EXERCISE DETAILS — Consider the data that follows and state how many lines contain the string "JSON", using the number alone.

EXERCISE DATA section start

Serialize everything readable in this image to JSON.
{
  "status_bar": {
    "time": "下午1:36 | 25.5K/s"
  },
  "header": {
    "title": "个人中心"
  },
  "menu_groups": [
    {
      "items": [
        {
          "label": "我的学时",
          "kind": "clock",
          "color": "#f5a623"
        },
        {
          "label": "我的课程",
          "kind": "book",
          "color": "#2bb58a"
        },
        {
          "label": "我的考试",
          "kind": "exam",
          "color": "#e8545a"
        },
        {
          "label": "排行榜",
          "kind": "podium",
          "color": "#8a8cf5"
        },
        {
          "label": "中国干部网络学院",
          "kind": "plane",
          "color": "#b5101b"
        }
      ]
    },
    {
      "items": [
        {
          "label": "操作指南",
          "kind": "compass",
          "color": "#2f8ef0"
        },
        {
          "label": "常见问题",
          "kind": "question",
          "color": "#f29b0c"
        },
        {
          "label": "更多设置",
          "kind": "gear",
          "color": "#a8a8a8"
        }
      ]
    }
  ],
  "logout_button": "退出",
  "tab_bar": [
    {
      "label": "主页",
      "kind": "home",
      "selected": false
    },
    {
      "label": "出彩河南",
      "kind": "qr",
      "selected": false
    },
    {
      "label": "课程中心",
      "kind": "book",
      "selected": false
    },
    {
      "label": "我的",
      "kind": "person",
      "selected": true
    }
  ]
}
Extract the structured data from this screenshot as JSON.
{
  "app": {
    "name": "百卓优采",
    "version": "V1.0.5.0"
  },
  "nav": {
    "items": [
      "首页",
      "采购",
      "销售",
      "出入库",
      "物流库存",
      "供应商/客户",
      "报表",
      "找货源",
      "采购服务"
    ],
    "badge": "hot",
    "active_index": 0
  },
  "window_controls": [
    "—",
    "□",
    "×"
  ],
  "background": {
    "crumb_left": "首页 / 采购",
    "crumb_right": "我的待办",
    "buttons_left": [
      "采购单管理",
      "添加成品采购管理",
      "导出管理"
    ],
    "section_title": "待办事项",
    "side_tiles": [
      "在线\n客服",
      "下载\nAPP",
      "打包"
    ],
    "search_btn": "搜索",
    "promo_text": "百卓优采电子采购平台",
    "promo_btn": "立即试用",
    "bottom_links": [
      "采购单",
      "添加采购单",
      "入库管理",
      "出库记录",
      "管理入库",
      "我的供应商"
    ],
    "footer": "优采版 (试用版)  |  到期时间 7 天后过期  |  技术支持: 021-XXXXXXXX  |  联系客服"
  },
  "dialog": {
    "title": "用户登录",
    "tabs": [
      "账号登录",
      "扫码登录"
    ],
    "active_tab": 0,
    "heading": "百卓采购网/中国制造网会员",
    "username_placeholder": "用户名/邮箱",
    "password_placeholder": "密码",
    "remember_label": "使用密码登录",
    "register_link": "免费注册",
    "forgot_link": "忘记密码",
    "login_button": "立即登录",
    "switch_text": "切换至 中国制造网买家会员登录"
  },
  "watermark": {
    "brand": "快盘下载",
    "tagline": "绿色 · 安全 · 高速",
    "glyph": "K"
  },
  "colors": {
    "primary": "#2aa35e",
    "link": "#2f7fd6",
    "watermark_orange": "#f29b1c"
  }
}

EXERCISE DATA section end

THE ANSWER — 2